OTC 2016: DNV GL-led newbuild standardization JIP enters Phase 2
DNV GL initiated a Korea-based joint industry project in 2015 that aims to develop common, globally accepted best practices for standardized offshore components and equipment in a recommended practice.
HOUSTON– DNV GL initiated a Korea-based joint industry project (JIP) in 2015 that aims to develop common, globally accepted best practices for standardized offshore components and equipment in a recommended practice. At the first day of the Offshore Technology Conference, DNV GL said that the second phase is now under way to further develop these proposed standards, named Integrated Offshore Standard Specifications (IOSS), and to test their applications.
The organization said that the JIP’s first phase focused on the constructability viewpoint and addressed items for structures, piping, and E&I. DNV GL believes cost savings in the construction of oil and gas installations are delivered by addressing variations in owner, operator, and regulatory requirements during engineering and construction phases.
It also established new proposed international standards for offshore oil and gas projects. Phase two will extend the scope to include equipment packages, documentation requirements, and procedures. The IOSS will be developed with the aim to be applied and tested against upcoming offshore development projects.
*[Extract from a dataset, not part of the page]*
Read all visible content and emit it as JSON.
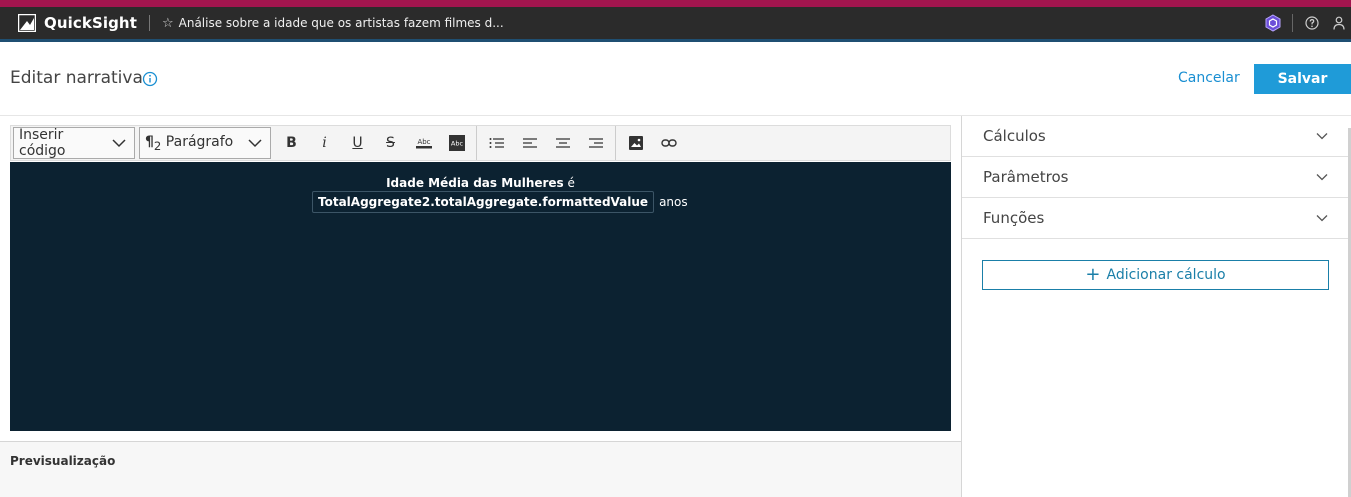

“In the current climate of low oil prices it is often difficult to sanction projects,” says Peter Bjerager, executive vice president, DNV GL - Oil & Gas Region Americas. “These new standards will contribute to lowering the cost of projects and ensuring that work moves forward. This JIP represents a new approach to standardization and is truly a global effort in the oil and gas industry. Phase one provided promising results that if successfully applied will push forward projects that may otherwise be put on hold.”
In all, Phase two of the JIP will include a about 15 global partners, of which the majority operates in the Americas. These partners include oil majors, fabricators, classifications societies, shipyards, and engineering companies.
A signing ceremony for the second phase of this project will also take place at OTC on May 4.
“Designers, yards, and suppliers work more efficiently when projects apply standards with which all players are experienced,” said Petter Ellingsen, Group Leader Offshore Risk Advisory - Korea, DNV GL - Oil & Gas. “Our ambition is to establish a standard for oil and gas projects that builds on a well-established approach for classification. Industry estimates for potential cost savings on construction of installations range well into double-figure percentages.”